At times it felt like sheer energy.
For the man who served as pastor at a Hamburg megachuch for 38 years – and who is now leaving his post – the process of building up the campus and congregation still seems awe-inspiring.
“There were times here,” said the Rev. Greg McClain, 65, “when it felt like we were riding a wave.”
McClain leaves the Wesleyan Church of Hamburg in a much different place than he found it, back when he was a new pastor in his 20s.
The church has two campuses – on McKinley Parkway and South Creek Road.
It has several structures, including a mammoth worship area and a building called “The Hub” created specifically to appeal to teenagers.
The congregation is large.
Last weekend, more than 1,900 people attended the church, including services at both sites, McClain said.
And yet McClain – the grandson of a Christian minister who led a church in Buffalo, the Pilgrim Christian Tabernacle – still seems to marvel at what has happened over the years.
“It was almost electric,” he said of the years building up the church.
“There was a sense,” he said, “we’re on a mission here.”
McClain, who has been married to his wife, Sue, for more than 40 years, graduated from Wheaton College in 1972 with a degree in philosophy. He earned a master’s degree in divinity from Trinity, in Illinois.
When he came to Hamburg – after being approached about the role in 1977 – it was a move that was an opportunity for both sides.
McClain, who grew up in places including Hamburg and Pennsylvania, was an inexperienced 26-year-old.
The church, as well, needed someone to lead its congregation.

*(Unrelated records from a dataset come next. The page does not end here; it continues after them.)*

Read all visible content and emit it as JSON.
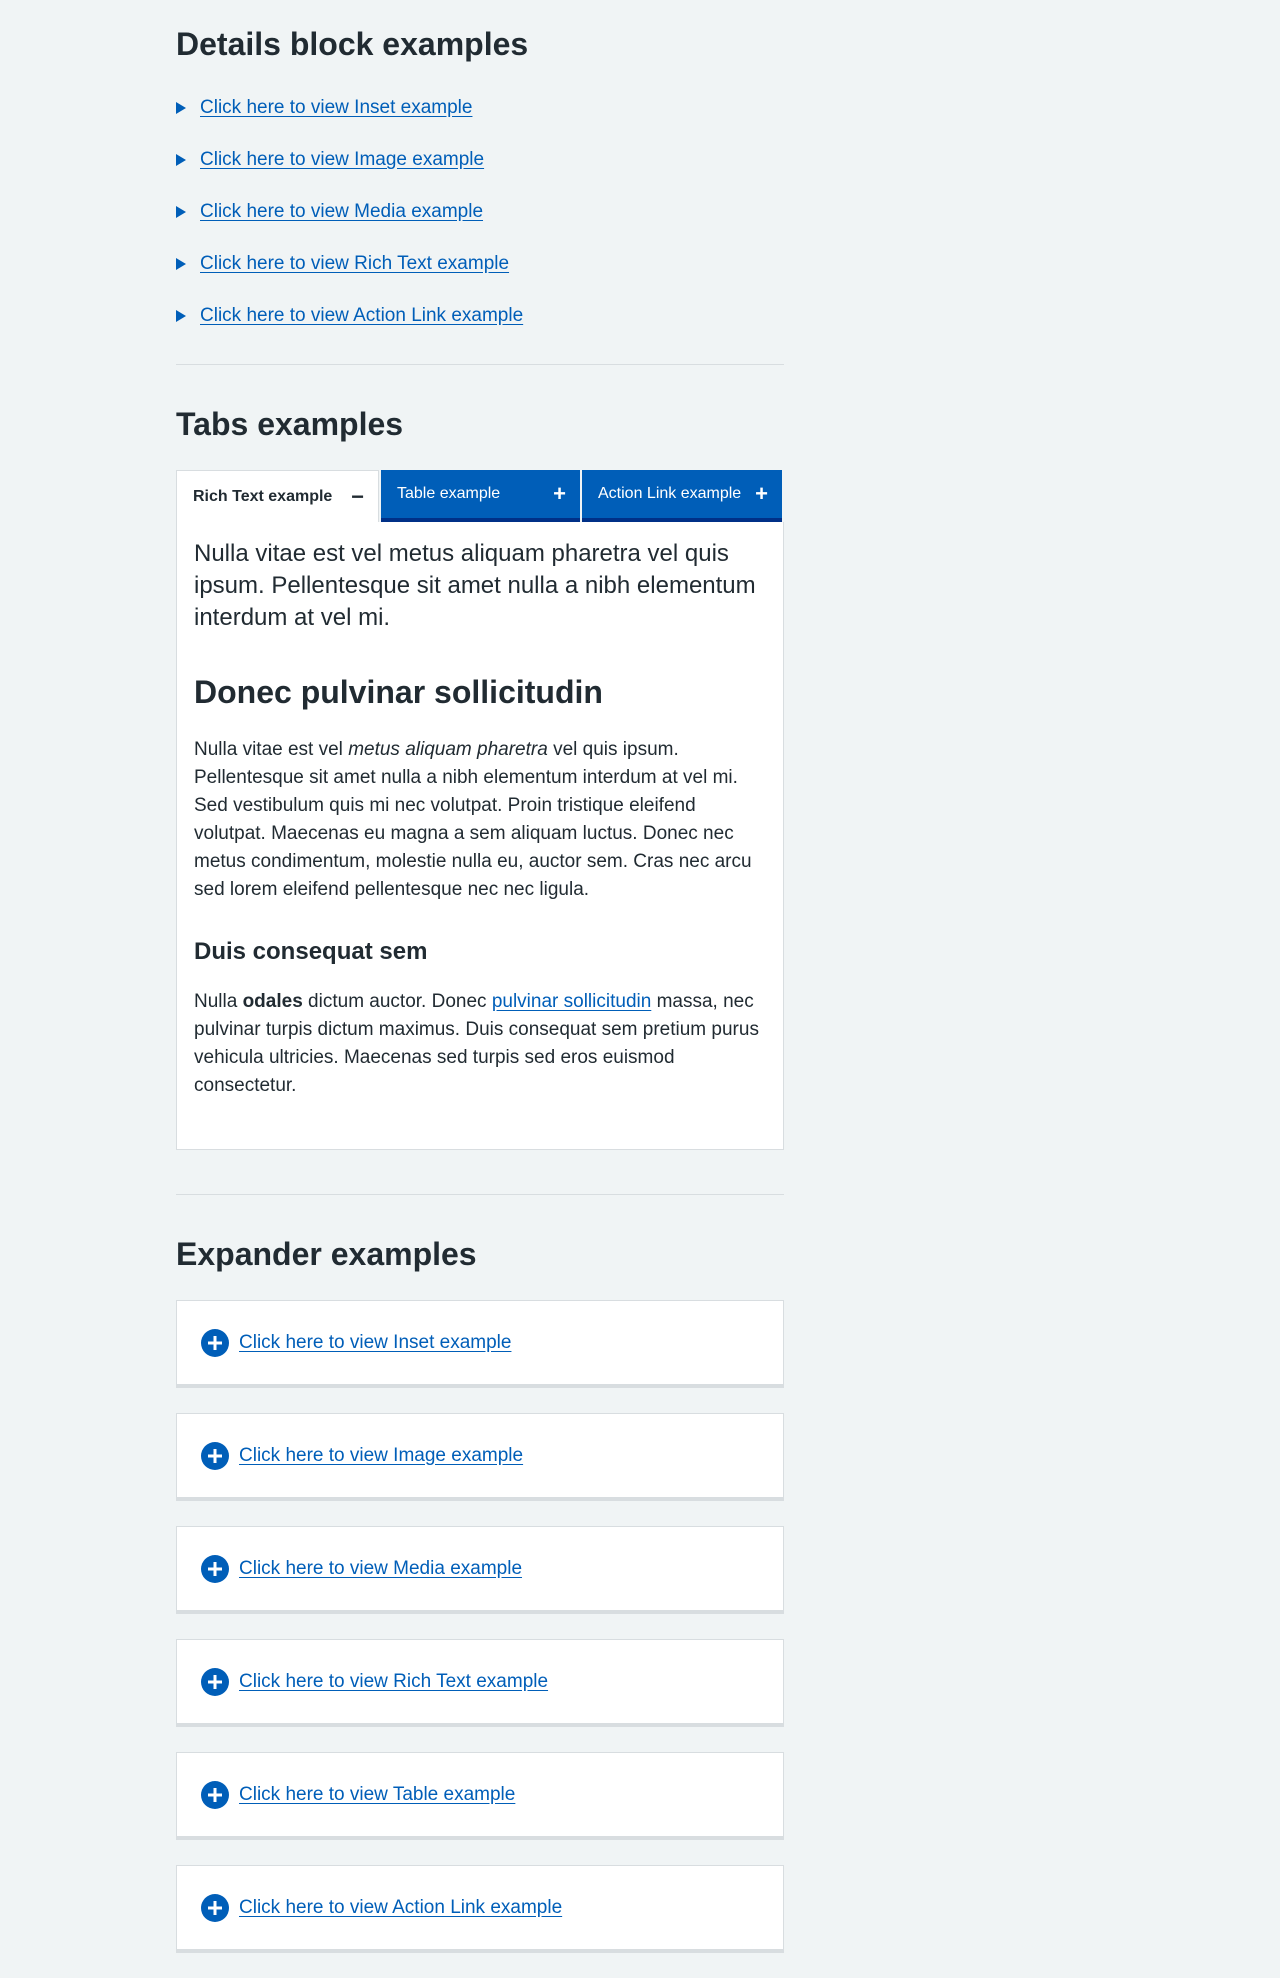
{
  "details": {
    "title": "Details block examples",
    "items": [
      {
        "label": "Click here to view Inset example"
      },
      {
        "label": "Click here to view Image example"
      },
      {
        "label": "Click here to view Media example"
      },
      {
        "label": "Click here to view Rich Text example"
      },
      {
        "label": "Click here to view Action Link example"
      }
    ]
  },
  "tabs": {
    "title": "Tabs examples",
    "items": [
      {
        "label": "Rich Text example",
        "icon": "minus-icon",
        "state": "active"
      },
      {
        "label": "Table example",
        "icon": "plus-icon",
        "state": "inactive"
      },
      {
        "label": "Action Link example",
        "icon": "plus-icon",
        "state": "inactive"
      }
    ],
    "panel": {
      "lede": "Nulla vitae est vel metus aliquam pharetra vel quis ipsum. Pellentesque sit amet nulla a nibh elementum interdum at vel mi.",
      "heading": "Donec pulvinar sollicitudin",
      "para1_start": "Nulla vitae est vel ",
      "para1_italic": "metus aliquam pharetra",
      "para1_end": " vel quis ipsum. Pellentesque sit amet nulla a nibh elementum interdum at vel mi. Sed vestibulum quis mi nec volutpat. Proin tristique eleifend volutpat. Maecenas eu magna a sem aliquam luctus. Donec nec metus condimentum, molestie nulla eu, auctor sem. Cras nec arcu sed lorem eleifend pellentesque nec nec ligula.",
      "subheading": "Duis consequat sem",
      "para2_start": "Nulla ",
      "para2_bold": "odales",
      "para2_mid": " dictum auctor. Donec ",
      "para2_link": "pulvinar sollicitudin",
      "para2_end": " massa, nec pulvinar turpis dictum maximus. Duis consequat sem pretium purus vehicula ultricies. Maecenas sed turpis sed eros euismod consectetur."
    }
  },
  "expander": {
    "title": "Expander examples",
    "items": [
      {
        "label": "Click here to view Inset example"
      },
      {
        "label": "Click here to view Image example"
      },
      {
        "label": "Click here to view Media example"
      },
      {
        "label": "Click here to view Rich Text example"
      },
      {
        "label": "Click here to view Table example"
      },
      {
        "label": "Click here to view Action Link example"
      }
    ]
  },
  "colors": {
    "link": "#005eb8",
    "tab_active_bg": "#ffffff",
    "tab_inactive_bg": "#005eb8",
    "page_bg": "#f0f4f5",
    "text": "#212b32"
  }
}
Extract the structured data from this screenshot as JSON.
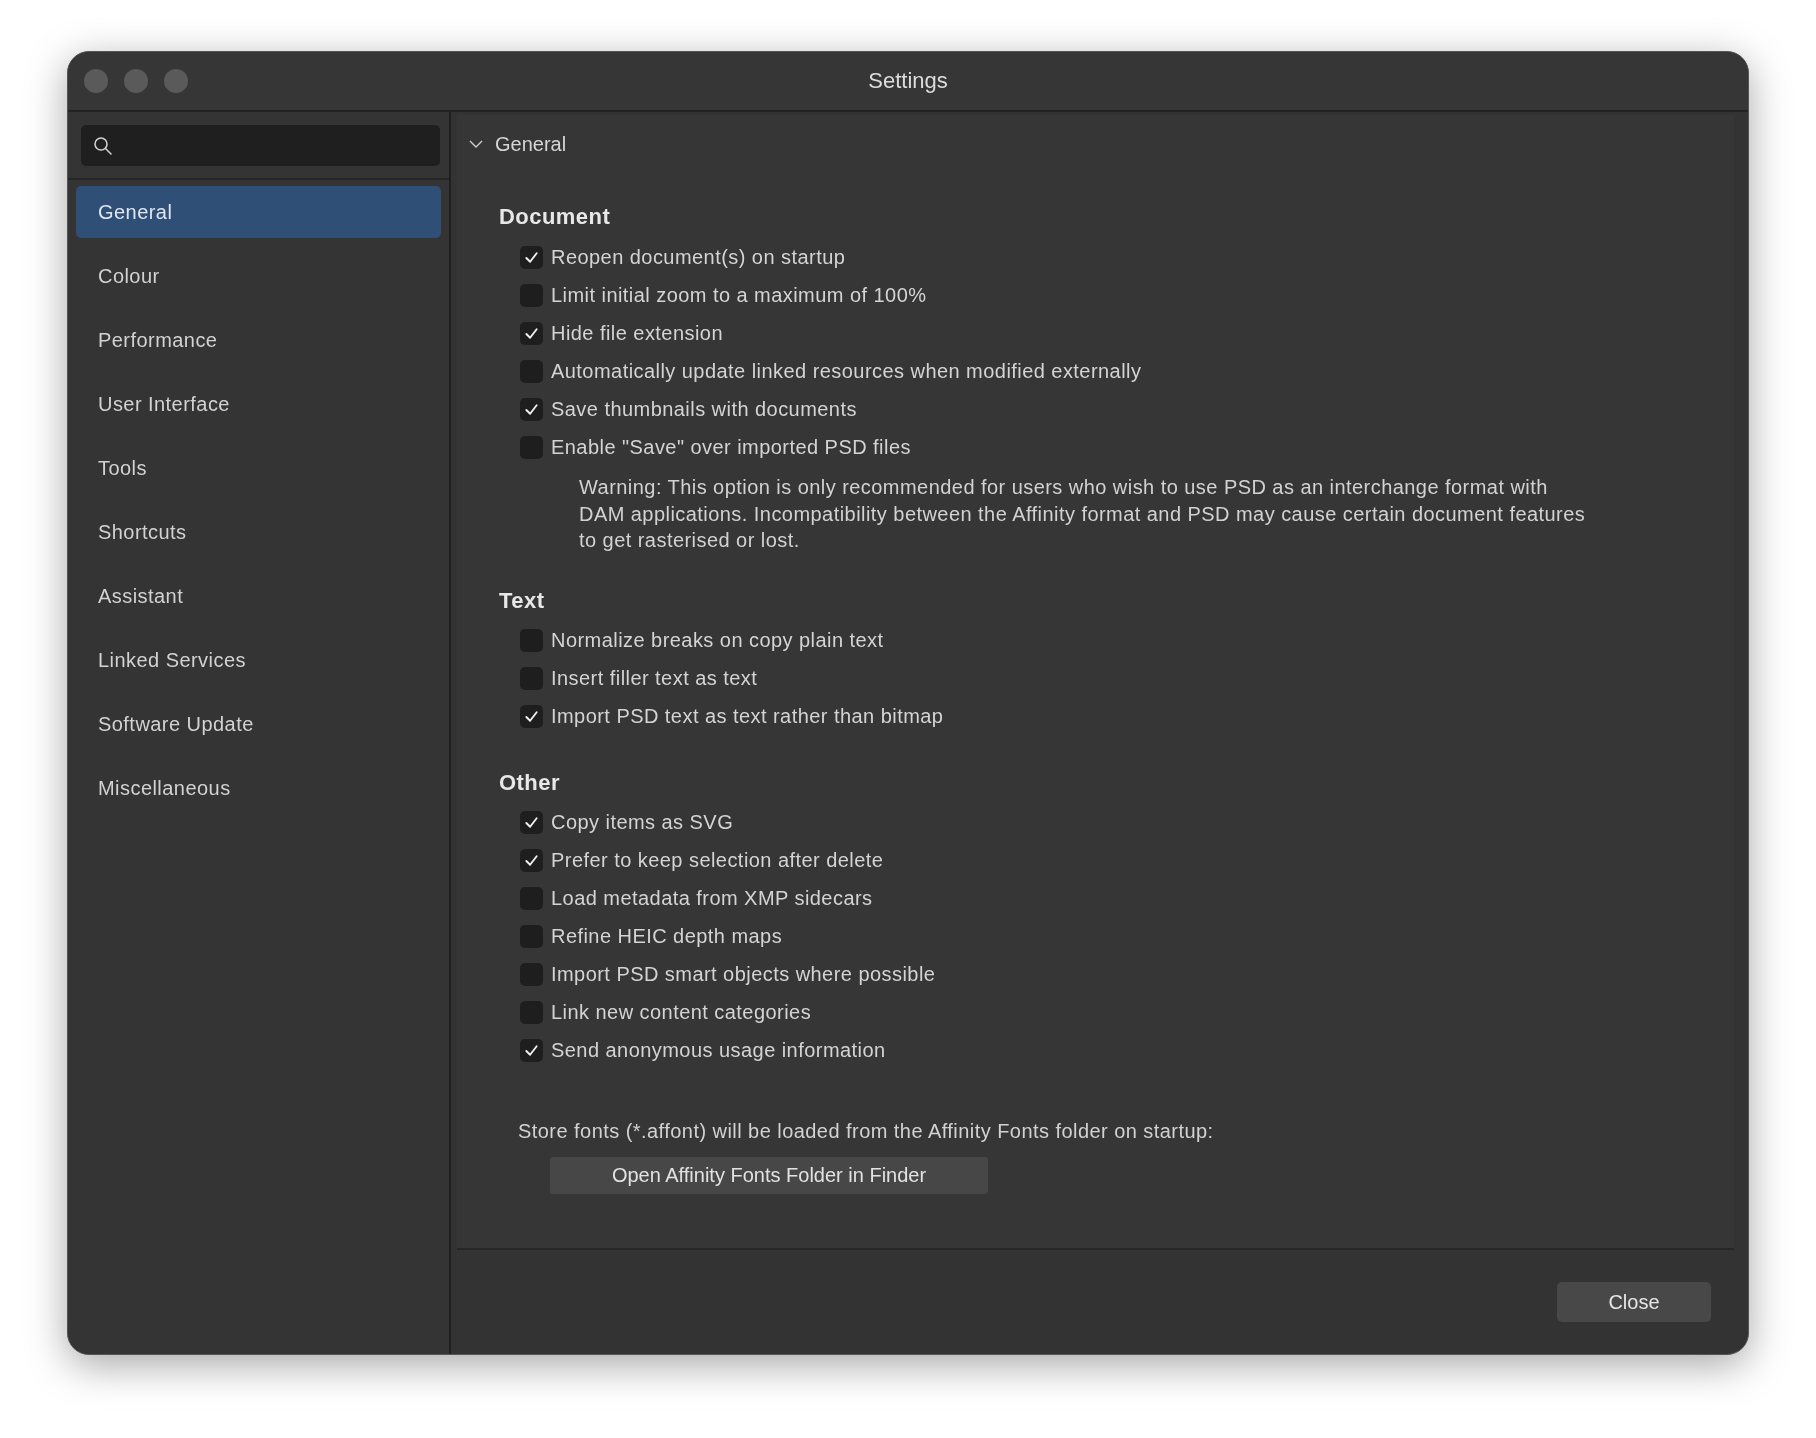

Begun in a home in Hamburg in 1957, the church then had a couple hundred members, McClain recalled.
At the church, the longtime pastor has overseen accomplishments – such as the construction of a sprawling campus on McKinley Parkway in the town.
There have been sadder moments, too. One the community may remember was the funeral of Hunter Kelly, the son of Buffalo Bills star Jim Kelly, who died at age 8. McClain officiated at that service.
A story in The Buffalo News at the time of the funeral in August 2005 read:
“Tuesday’s service wasn’t about Hunter’s medical legacy and the work of his foundation, though both are considered great. Instead, it was about the final journey of faith.”
“The Rev. Greg McClain reminded the hundreds in attendance that in the Christian tradition, the end of life on earth is not an end at all. Just as Jesus left his tomb for the resurrection, so has Hunter found new life with God, McClain said.”
“There’s a message in that for all of us, he said, a message of hope.”
Among McClain’s proudest moments at the congregation was the time the congregation, busily raising money for its own purposes, pitched in to raise money for missions in other parts of the world.
“We said, we’re raising all this money for ourselves – we want to do a give away,” said McClain.
They raised funds for a center for training ministers in India, McClain said.
The Hamburg Wesleyan church also raised $1 million for African work over a span of 3 years, to work with AIDS causes, he said.
The congregation each year does what McClain said is a campaign that largely gets given away – in McClain’s words, a “heart check.”
“We do an annual capital campaign, and we basically give away the bulk of what we raise,” the departing pastor said.
McClain, who with his wife has three adult children who live in the Buffalo area, announced his plans to leave the pastor role last year.
Now, the Hamburg church is in the process of selecting a successor for him in the key role.
McClain said he is in the midst of figuring out just what sort of work he will do – now that he is no longer the leader of the large Southtowns church.
“We’ve been trying to serve the city for some time,” McClain said, of the church’s work.
He said that he is thinking more about that subject, lately.
“I’m trying to sort out,” McClain said, “whether God’s calling me to the city.”